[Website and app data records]
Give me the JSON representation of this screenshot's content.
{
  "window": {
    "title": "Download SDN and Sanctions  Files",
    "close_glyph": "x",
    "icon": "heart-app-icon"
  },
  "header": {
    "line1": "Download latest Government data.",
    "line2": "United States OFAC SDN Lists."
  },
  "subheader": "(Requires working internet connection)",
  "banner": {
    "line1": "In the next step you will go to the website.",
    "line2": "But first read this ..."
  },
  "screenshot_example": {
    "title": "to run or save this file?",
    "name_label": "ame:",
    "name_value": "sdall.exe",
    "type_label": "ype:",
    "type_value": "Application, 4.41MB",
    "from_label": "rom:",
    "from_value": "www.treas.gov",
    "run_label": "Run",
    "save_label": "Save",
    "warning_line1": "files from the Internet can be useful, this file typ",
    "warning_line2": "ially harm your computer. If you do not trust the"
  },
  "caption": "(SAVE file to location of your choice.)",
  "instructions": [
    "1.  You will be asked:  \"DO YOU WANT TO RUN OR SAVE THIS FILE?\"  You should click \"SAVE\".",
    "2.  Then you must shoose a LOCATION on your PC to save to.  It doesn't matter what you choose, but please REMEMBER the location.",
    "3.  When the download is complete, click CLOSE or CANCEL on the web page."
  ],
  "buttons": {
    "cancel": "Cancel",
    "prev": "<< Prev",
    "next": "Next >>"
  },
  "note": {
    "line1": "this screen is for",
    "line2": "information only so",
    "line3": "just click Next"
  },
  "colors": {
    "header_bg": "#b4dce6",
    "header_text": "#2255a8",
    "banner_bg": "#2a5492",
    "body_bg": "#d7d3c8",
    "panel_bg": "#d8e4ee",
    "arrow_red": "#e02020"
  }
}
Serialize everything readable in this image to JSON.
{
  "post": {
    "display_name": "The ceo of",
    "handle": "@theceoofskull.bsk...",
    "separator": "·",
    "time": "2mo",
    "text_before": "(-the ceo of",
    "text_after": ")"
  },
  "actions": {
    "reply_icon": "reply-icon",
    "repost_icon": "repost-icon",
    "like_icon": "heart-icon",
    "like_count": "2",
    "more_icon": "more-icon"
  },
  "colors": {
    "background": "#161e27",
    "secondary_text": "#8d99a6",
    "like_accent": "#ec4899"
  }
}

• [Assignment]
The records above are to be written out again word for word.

• [Task solution]
Give me the JSON representation of this screenshot's content.
{
  "window": {
    "title": "Download SDN and Sanctions  Files",
    "close_glyph": "x",
    "icon": "heart-app-icon"
  },
  "header": {
    "line1": "Download latest Government data.",
    "line2": "United States OFAC SDN Lists."
  },
  "subheader": "(Requires working internet connection)",
  "banner": {
    "line1": "In the next step you will go to the website.",
    "line2": "But first read this ..."
  },
  "screenshot_example": {
    "title": "to run or save this file?",
    "name_label": "ame:",
    "name_value": "sdall.exe",
    "type_label": "ype:",
    "type_value": "Application, 4.41MB",
    "from_label": "rom:",
    "from_value": "www.treas.gov",
    "run_label": "Run",
    "save_label": "Save",
    "warning_line1": "files from the Internet can be useful, this file typ",
    "warning_line2": "ially harm your computer. If you do not trust the"
  },
  "caption": "(SAVE file to location of your choice.)",
  "instructions": [
    "1.  You will be asked:  \"DO YOU WANT TO RUN OR SAVE THIS FILE?\"  You should click \"SAVE\".",
    "2.  Then you must shoose a LOCATION on your PC to save to.  It doesn't matter what you choose, but please REMEMBER the location.",
    "3.  When the download is complete, click CLOSE or CANCEL on the web page."
  ],
  "buttons": {
    "cancel": "Cancel",
    "prev": "<< Prev",
    "next": "Next >>"
  },
  "note": {
    "line1": "this screen is for",
    "line2": "information only so",
    "line3": "just click Next"
  },
  "colors": {
    "header_bg": "#b4dce6",
    "header_text": "#2255a8",
    "banner_bg": "#2a5492",
    "body_bg": "#d7d3c8",
    "panel_bg": "#d8e4ee",
    "arrow_red": "#e02020"
  }
}
Serialize everything readable in this image to JSON.
{
  "post": {
    "display_name": "The ceo of",
    "handle": "@theceoofskull.bsk...",
    "separator": "·",
    "time": "2mo",
    "text_before": "(-the ceo of",
    "text_after": ")"
  },
  "actions": {
    "reply_icon": "reply-icon",
    "repost_icon": "repost-icon",
    "like_icon": "heart-icon",
    "like_count": "2",
    "more_icon": "more-icon"
  },
  "colors": {
    "background": "#161e27",
    "secondary_text": "#8d99a6",
    "like_accent": "#ec4899"
  }
}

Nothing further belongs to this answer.